Conflict among friends is high when children are between 3 and 4 years of age. Young preschoolers often express more anger and hostility towards their friends than other peers and sometimes use aggressive actions or verbal assaults. This increase in conflict can be attributed to the fact that friends spend more time together. Even though they are engaged in more conflict, the conflict is usually resolved in a controlled fashion, with less aggression than conflicts among non-friends. Conflicts are also resolved with more equal outcomes among friends. For example, when three-year-old Chayton was playing at the park with his sand bucket and dump truck, another peer who he sometimes played with in the community came and started playing beside him.
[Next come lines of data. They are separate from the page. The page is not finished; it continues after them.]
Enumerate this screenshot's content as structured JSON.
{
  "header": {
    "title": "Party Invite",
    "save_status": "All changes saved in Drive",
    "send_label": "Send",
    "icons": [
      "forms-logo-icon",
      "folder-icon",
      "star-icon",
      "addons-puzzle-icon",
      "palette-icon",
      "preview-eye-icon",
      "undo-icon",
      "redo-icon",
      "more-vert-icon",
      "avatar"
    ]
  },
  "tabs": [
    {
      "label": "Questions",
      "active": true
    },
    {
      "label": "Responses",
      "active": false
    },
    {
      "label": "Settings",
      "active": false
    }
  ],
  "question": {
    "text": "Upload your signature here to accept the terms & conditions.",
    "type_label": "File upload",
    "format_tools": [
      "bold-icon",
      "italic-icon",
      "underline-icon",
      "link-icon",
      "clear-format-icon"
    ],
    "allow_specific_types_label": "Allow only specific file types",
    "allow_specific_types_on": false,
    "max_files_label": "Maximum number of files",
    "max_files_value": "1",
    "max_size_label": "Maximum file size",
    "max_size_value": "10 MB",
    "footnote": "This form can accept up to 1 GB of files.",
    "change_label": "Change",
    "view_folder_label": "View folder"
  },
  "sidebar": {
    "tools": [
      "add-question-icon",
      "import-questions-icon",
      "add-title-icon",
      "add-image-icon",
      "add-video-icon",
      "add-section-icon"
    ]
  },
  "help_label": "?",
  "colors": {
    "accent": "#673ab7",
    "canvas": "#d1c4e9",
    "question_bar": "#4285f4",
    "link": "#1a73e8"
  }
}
They started building a road together without any verbal communication. After about 30 minutes, the other child took Chayton’s truck and started pushing it on the newly built road, Chayton pushed the boy, grabbed his truck and said “No! That’s mine!” The other boy started crying and the parents of both children immediately intervened.

Around age 5, preschoolers’ increasing awareness of other people’s thoughts and feelings leads to more mature problem solving skills. These skills help older preschoolers resolve conflict with more frequent uses of compromise and in some cases conciliation. Five-year-olds also begin to engage in behaviours and actions characteristic of mature friendships such demonstrating concern for their friend’s feelings, displaying affection and the need for approval. These older preschoolers are also able to understand that their point of view may be different from their peer’s.

It is important to note that not all preschoolers have close intimate friends at this time in their lives. Many preschoolers are content being sociable with a large group of peers and have not yet developed individual friendships. Still others have not yet been exposed to multiple children and therefore have not had the opportunity to develop the bounds of friendship.

Jelen, M. & Smith, V. (2008). Parent/Caregiver Narrative: Social and Emotional Development (37-60 Months). In L.M. Phillips (Ed.), Handbook of language and literacy development: A Roadmap from 0 – 60 Months. [online], pp. 1 - 9. London, ON: Canadian Language and Literacy Research Network. Available at: Handbook of language and literacy development